“It is good people who make good places.” – Anna Sewell
About Anna Sewell
Anna Sewell (30 March 1820 – 25 April 1878) was an English novelist. She is best known as the author of the 1877 novel Black Beauty, one of the top ten best selling novels for children ever written.
Sewell was born on 30 March 1820 in Great Yarmouth, Norfolk, into a devoutly Quaker family. The children were largely educated at home by their mother due to a lack of money for schooling.
In 1824, Sewell slipped at home and severely injured her ankle. For the rest of her life she could not stand without a crutch or walk for any length of time. For greater mobility, she frequently used horse-drawn carriages, which contributed to her love of horses and concern for the humane treatment of animals.
Sewell wrote the manuscript of Black Beauty – in the period between 1871 and 1877.
Although the book is now considered a children’s classic, Sewell originally wrote it for those who worked with horses. She said “a special aim [was] to induce kindness, sympathy, and an understanding treatment of horses”.

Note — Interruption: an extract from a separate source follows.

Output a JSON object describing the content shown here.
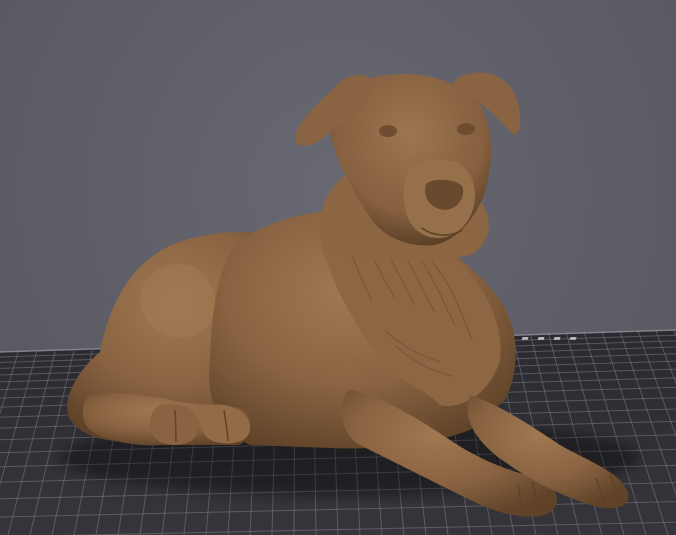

She died on 25 April 1878 of hepatitis or tuberculosis. Sewell’s birthplace in Church Plain, Great Yarmouth has been the home to a museum and a tea shop. The house in Old Catton where she wrote Black Beauty is now known as Anna Sewell House.
(Source – Wikipedia)